Happy Christmas from the Haydn Society of Great Britain

The director of the Haydn Society, Denis McCaldin, writes:

haydnsoc_wigmoreSo we come to the end of the year. What a special year it has been for the Society! It was almost two years ago that we decided to commit ourselves to putting up the first plaque to Haydn in London. March this year saw this accomplished when Sir Neville Marriner, beside the Austrian ambassador, unveiled the plaque at 18 Great Pulteney Street. Almost a hundred people came to see the event for themselves.

The process of putting up the plaque caused me to sift through many an old file. I was pleased to turn up this poster (right) advertising an early concert series which the Society put on at Wigmore Hall (in 1980). Of course the lifetime of the Society is but a slight cross section of the period over which Haydn’s music has been admired and celebrated – for the best part of 250 years. We hope that the plaque will remind people to seek out and try his music for at least 250 years to come.
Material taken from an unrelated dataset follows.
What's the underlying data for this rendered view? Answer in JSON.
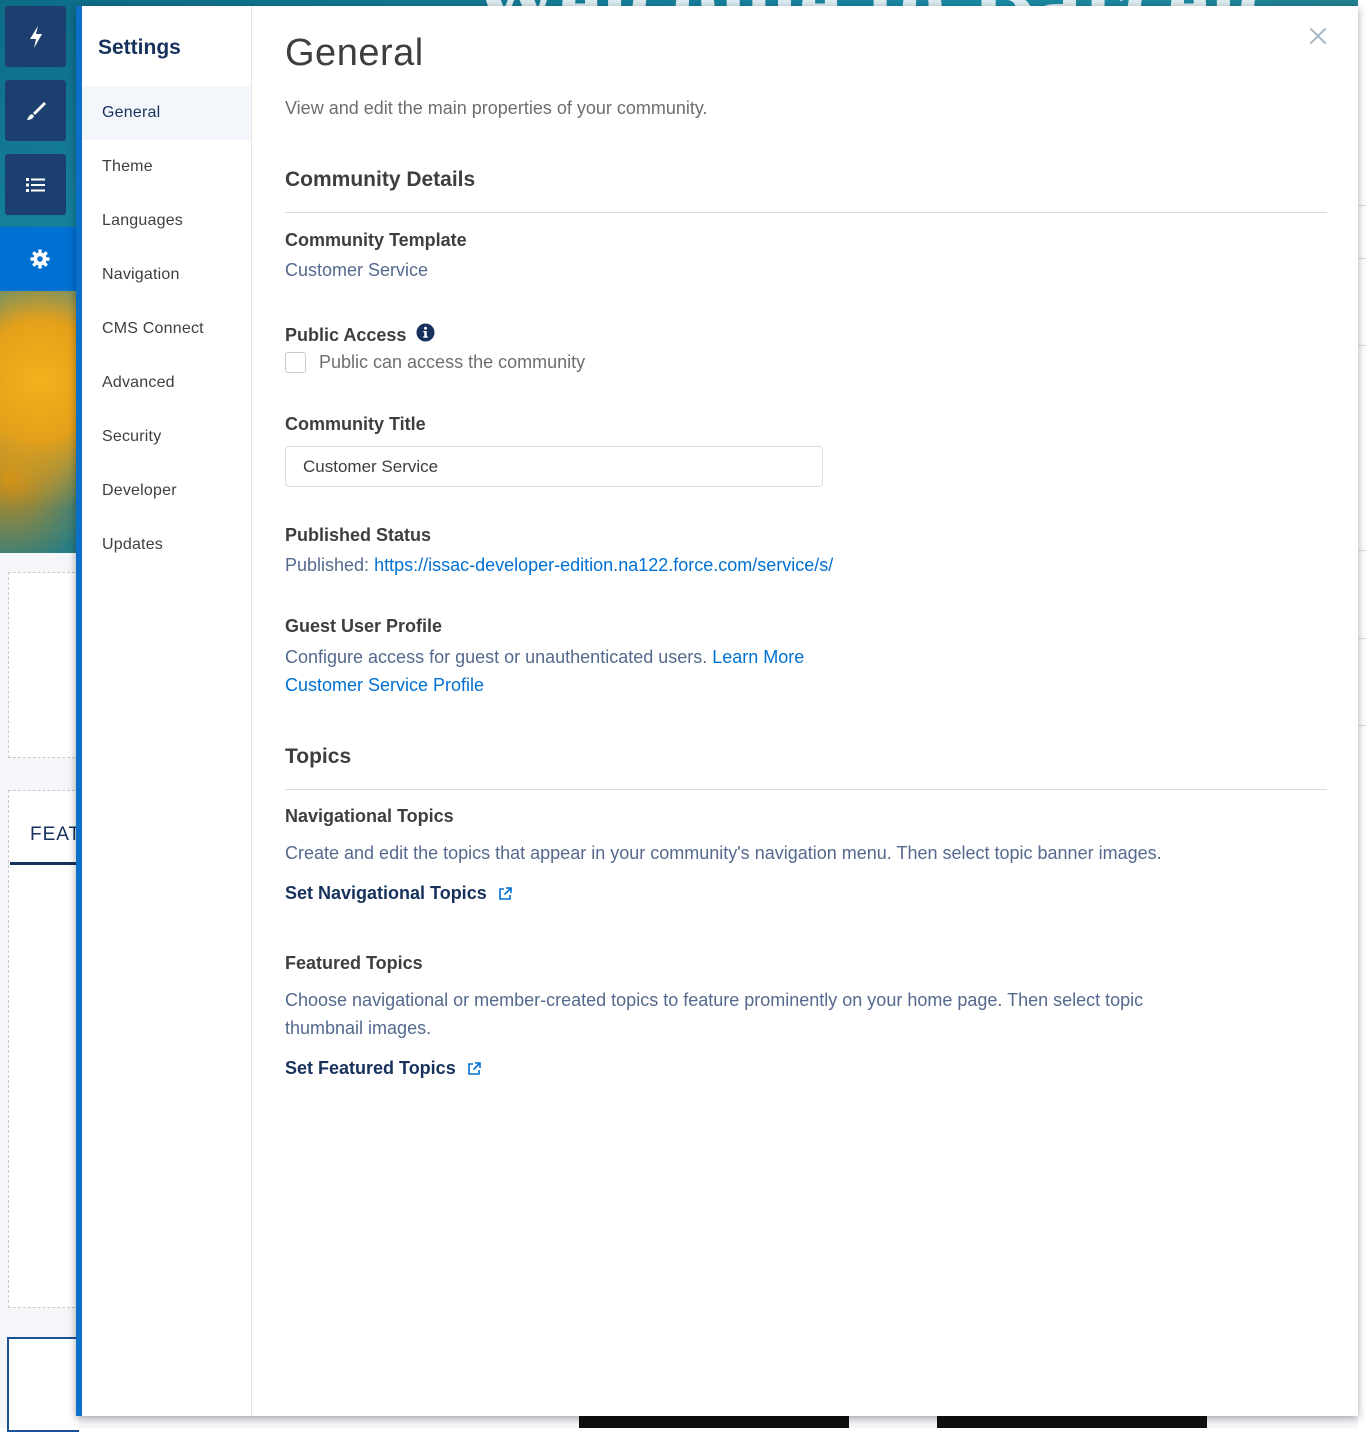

We hope you have a Happy Christmas and a peaceful New Year and we look forward to hearing about your interest in, discovery of and, as always, enthusiasm for the music of Joseph Haydn in 2016.”

Peter Cropper, 1945-2015

Peter Cropper, image via The Strad

Director Denis McCaldin writes following news of the death of Peter Cropper.

“Peter Cropper, founder/leader of the Lindsay Quartet and a member of the Haydn Society’s Committee of Honour, has died aged 69. The Lindsays (as they chose to be called) established their reputation through their performances Haydn’s chamber music, and later with the quartets of Michael Tippett.

After leaving the Royal Academy of Music in 1967, where they had been coached by Sidney Griller, the quartet rapidly aquired an international recognition. But rather than touring world-wide, Peter Cropper’s love of the north of England led him to secure residencies for the group at Keele, Sheffield and Manchester universities.

Artistically, Peter Cropper was a daring risk-taker, both in repertoire and in interpretation. ‘I don’t say it was always immaculate,’ he once said of the quartet’s performing style. ‘Who wants perfection? Perfection is sterile. We’re human beings.” For many, this was a refreshing change of attitude for audiences brought up on the sleek, polished recordings of the Amadeus and the Beaux Arts Trio.

As the pianist Martin Roscoe, who partnered him in many sonata and trio concerts has said. ‘Peter was completely fearless. He took huge risks all the time, to get to the bottom of the music in terms of its character. He was inspirational.’”